BA, Economics, Davidson College
Fields of Specialization:
Industrial Organization, Applied Microeconomics
228B Social Sciences
Box 90097, Durham, NC 27708-0097
IO-ish Events Events around the Triangle (S2016)
Curriculum Vitae (Updated Summer 2016)
Published and Forthcoming Papers
Bailouts and the Preservation of Competition: The Case of the Federal Timber Contract Payment Modification Act (with Andrew Sweeting)
AEJ Microeconomics, forthcoming.
Note: The material in this paper has appeared in a number of different working papers with the titles "Bailouts and the Preservation of Competition", "Competition versus Auction Design," and "Entry and Selection in Auctions."
Regulating Bidder Participation in Auctions (with Vivek Bhattacharya and Andrew Sweeting)
RAND Journal of Economics, 45(4), 2014.
Note: This replaces an earlier version of the paper titled "Regulating Entry Through Indicative Bidding."
Gender Disparity in Urology: Preferences, Competition, and Quality of Care (with Ryan McDevitt)
RAND Journal of Economics, 45(1), 2014.
Unobserved Heterogeneity and Reserve Prices in Auctions
RAND Journal of Economics, 44(4), 2013.
When Should Sellers Use Auctions? (with Andrew Sweeting)
American Economic Review, 103(5), 2013.
American Economic Association
Robust Firm Pricing with Panel Data (with Ben Handel and Kanishka Misra)
Journal of Econometrics, 174(2), 2013.
Can Warranties Substitute for Reputations?
AEJ Microeconomics, 3(3), 2011.
American Economic Association
Network Structure of Production (with Enghin Atalay, Ali Hortacsu and Chad Syverson)
Proceedings of the National Academy of Sciences, 108(13), 2011.
Proceedings of the National Academy of Sciences.
Entry into Auctions: An Experimental Analysis (with Seda Ertac and Ali Hortacsu)
International Journal of Industrial Organization, 29(2), 2011.
An Empirical Model of Dynamic Limit Pricing: The Airline Industry (with Chris Gedge and Andrew Sweeting)
NBER Working Paper 20293.

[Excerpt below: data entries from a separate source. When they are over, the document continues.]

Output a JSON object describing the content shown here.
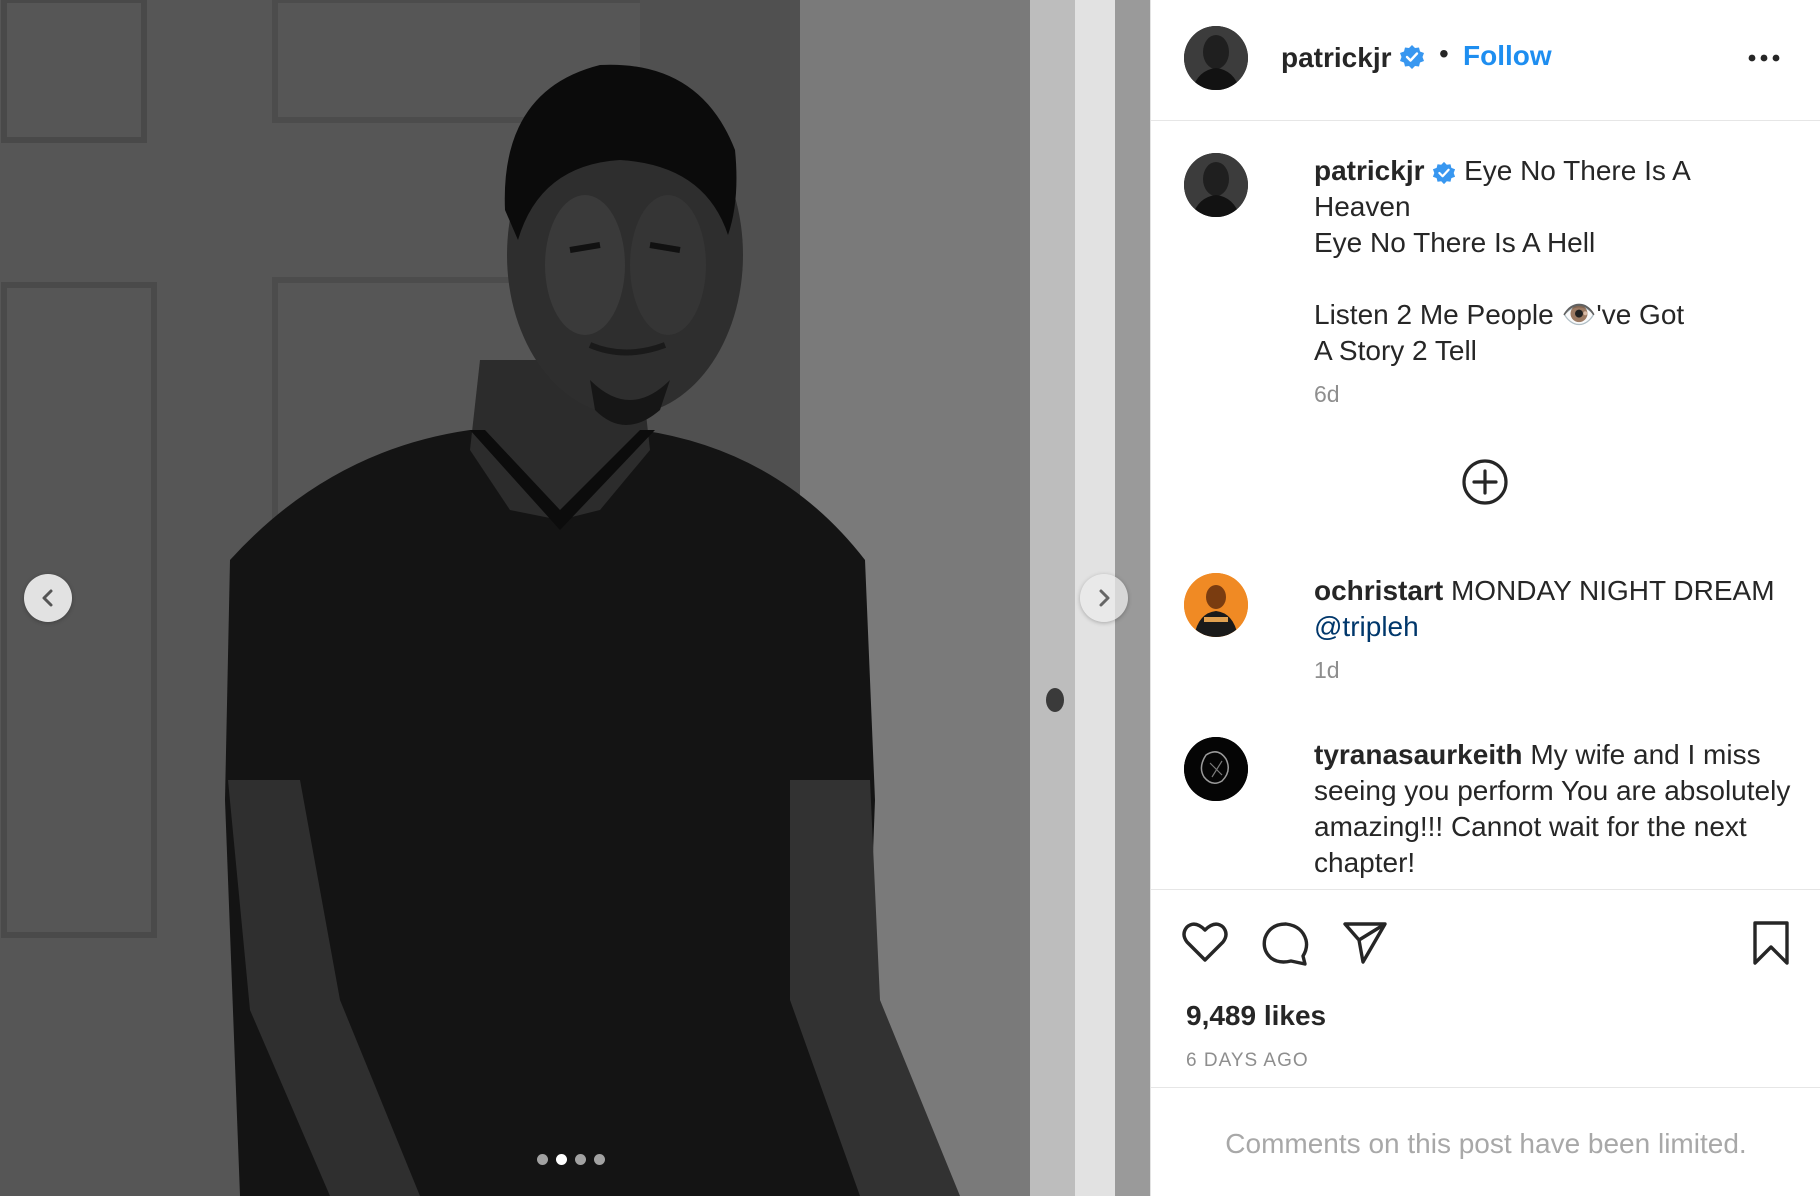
{
  "post": {
    "image_alt": "patrickjr photo",
    "carousel": {
      "total": 4,
      "active_index": 1
    }
  },
  "header": {
    "username": "patrickjr",
    "separator": "•",
    "follow_label": "Follow"
  },
  "caption": {
    "username": "patrickjr",
    "lines": [
      "Eye No There Is A",
      "Heaven",
      "Eye No There Is A Hell",
      "",
      "Listen 2 Me People 👁️'ve Got",
      "A Story 2 Tell"
    ],
    "time": "6d"
  },
  "comments": [
    {
      "username": "ochristart",
      "text": "MONDAY NIGHT DREAM",
      "mention": "@tripleh",
      "time": "1d"
    },
    {
      "username": "tyranasaurkeith",
      "text": "My wife and I miss seeing you perform You are absolutely amazing!!! Cannot wait for the next chapter!"
    }
  ],
  "likes": "9,489 likes",
  "post_age": "6 DAYS AGO",
  "comments_limited": "Comments on this post have been limited.",
  "colors": {
    "accent": "#0095f6",
    "verified": "#3897f0",
    "text": "#262626",
    "muted": "#8e8e8e"
  },
  "icons": [
    "chevron-left-icon",
    "chevron-right-icon",
    "more-icon",
    "verified-icon",
    "add-circle-icon",
    "heart-icon",
    "comment-icon",
    "share-icon",
    "bookmark-icon"
  ]
}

Speculators and Middlemen: The Strategy and Performance of Investors in the Housing Market (with Patrick Bayer, Christopher Geissler and Kyle Mangum)
Replaces: Speculators and Middlemen: The Role of Intermediaries in the Housing Market
NBER Working Paper 16784.
Speculative Fever: Contagion in the Housing Bubble (with Pat Bayer and Kyle Mangum)
NBER Working Paper 22065.
Research in Progress
Strategic Patient Discharge (with Paul Eliason, Paul Grieco and Ryan McDevitt)
In response to rapidly increasing payments to long term-care hospitals (LTCHs), Medicare
introduced the LTCH prospective payment system (PPS) in 2002. The PPS bases payment on a
patient's diagnosis (DRG) rather than her reported cost of care, which is intended to provide
incentives for LTCHs not to over-prescribe treatment. However, the structure of the LTCH
PPS includes a discontinuity as patients pass a threshold number of days that increases
payments from "short-stay" status to the full LTCH amount. The discontinuity in payments
produces a financial incentivize for LTCHs to strategically schedule patient discharges for
reasons other than the well-being of the patient. Using Medicare claims data, we present
evidence that LTCHs respond to this incentive by strategically discharging patients in the
days immediately after they exceed the threshold for higher payments. We identify this
strategic behavior using variation both in the length of thresholds across DRGs and changes
in thresholds within DRGs over time. Furthermore, we find that for-profit LTCHs and those
with a hospital-within-hospital structure are more likely to strategically discharge patients.
Finally, we show that LTCH acquired by the two large LTCH chains, Kindred and Select,
increase their use of strategic discharge post-acquisition, suggesting a corporate strategy
focused on maximizing revenue from Medicare. We estimate structural dynamic model of patient discharge to measure how different facility types, including chain and not-for-profit status, respond differently to financial incentives.
Airline Mergers and the Potential Entry Defense (with Sophia Li, Joe Mazur and Andrew Sweeting)
Focusing on airlines, we estimate an empirical model that allows for selection along cost or quality dimensions and we find it to be quantitatively important. We show how a selective entry model helps us to explain the stylized fact in the data that airline mergers have tended to lead to higher prices on the most affected routes with only very limited being induced. We also use our estimated model to perform counterfactual experiments on mergers.